* _Assignment_
Please copy exactly the lines that begin with the one containing "Decode this image" and end with the last line of the entries.

* _Supplied material_
____
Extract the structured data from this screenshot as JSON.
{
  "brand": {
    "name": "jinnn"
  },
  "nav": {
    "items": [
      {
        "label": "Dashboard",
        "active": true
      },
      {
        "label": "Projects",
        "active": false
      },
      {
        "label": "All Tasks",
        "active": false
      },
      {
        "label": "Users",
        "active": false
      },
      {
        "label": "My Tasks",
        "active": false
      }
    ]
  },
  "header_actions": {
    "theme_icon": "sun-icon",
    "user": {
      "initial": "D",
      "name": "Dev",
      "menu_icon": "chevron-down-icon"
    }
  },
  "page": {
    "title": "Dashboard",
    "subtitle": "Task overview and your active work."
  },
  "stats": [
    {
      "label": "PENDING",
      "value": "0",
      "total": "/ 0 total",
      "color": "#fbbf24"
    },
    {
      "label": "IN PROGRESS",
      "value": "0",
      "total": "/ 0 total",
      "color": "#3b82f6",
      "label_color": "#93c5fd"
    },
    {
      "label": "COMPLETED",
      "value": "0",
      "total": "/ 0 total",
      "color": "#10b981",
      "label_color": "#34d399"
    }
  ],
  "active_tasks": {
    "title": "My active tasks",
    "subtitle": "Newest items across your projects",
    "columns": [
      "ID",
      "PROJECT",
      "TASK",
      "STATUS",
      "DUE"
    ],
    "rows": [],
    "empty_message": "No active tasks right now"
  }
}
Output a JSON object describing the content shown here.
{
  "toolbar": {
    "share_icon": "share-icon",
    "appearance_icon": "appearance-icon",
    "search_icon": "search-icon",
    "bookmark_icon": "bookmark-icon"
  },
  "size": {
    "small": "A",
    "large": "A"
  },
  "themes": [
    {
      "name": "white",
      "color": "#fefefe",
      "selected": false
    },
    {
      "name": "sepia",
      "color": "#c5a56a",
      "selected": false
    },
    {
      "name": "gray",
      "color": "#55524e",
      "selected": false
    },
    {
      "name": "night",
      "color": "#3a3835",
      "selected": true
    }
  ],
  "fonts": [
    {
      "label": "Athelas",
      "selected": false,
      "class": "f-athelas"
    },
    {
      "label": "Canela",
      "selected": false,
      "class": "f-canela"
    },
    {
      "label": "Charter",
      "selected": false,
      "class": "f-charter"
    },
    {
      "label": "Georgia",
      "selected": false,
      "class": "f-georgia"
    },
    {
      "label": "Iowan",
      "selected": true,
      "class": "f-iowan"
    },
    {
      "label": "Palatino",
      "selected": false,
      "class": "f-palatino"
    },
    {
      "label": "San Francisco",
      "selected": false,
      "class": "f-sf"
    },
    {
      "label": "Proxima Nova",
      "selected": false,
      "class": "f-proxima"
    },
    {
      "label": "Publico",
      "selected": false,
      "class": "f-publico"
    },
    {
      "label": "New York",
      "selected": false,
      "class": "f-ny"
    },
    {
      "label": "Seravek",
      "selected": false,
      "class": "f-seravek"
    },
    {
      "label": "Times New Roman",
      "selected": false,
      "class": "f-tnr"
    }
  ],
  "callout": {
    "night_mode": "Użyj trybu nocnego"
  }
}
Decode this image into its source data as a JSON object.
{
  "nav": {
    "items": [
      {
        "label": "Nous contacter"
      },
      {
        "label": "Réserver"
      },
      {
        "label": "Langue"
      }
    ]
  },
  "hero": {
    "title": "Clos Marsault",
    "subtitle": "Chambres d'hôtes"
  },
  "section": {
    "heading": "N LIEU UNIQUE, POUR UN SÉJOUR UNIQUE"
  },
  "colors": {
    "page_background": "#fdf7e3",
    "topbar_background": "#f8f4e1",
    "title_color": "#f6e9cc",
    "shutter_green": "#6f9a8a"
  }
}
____
* _Answer_
Decode this image into its source data as a JSON object.
{
  "nav": {
    "items": [
      {
        "label": "Nous contacter"
      },
      {
        "label": "Réserver"
      },
      {
        "label": "Langue"
      }
    ]
  },
  "hero": {
    "title": "Clos Marsault",
    "subtitle": "Chambres d'hôtes"
  },
  "section": {
    "heading": "N LIEU UNIQUE, POUR UN SÉJOUR UNIQUE"
  },
  "colors": {
    "page_background": "#fdf7e3",
    "topbar_background": "#f8f4e1",
    "title_color": "#f6e9cc",
    "shutter_green": "#6f9a8a"
  }
}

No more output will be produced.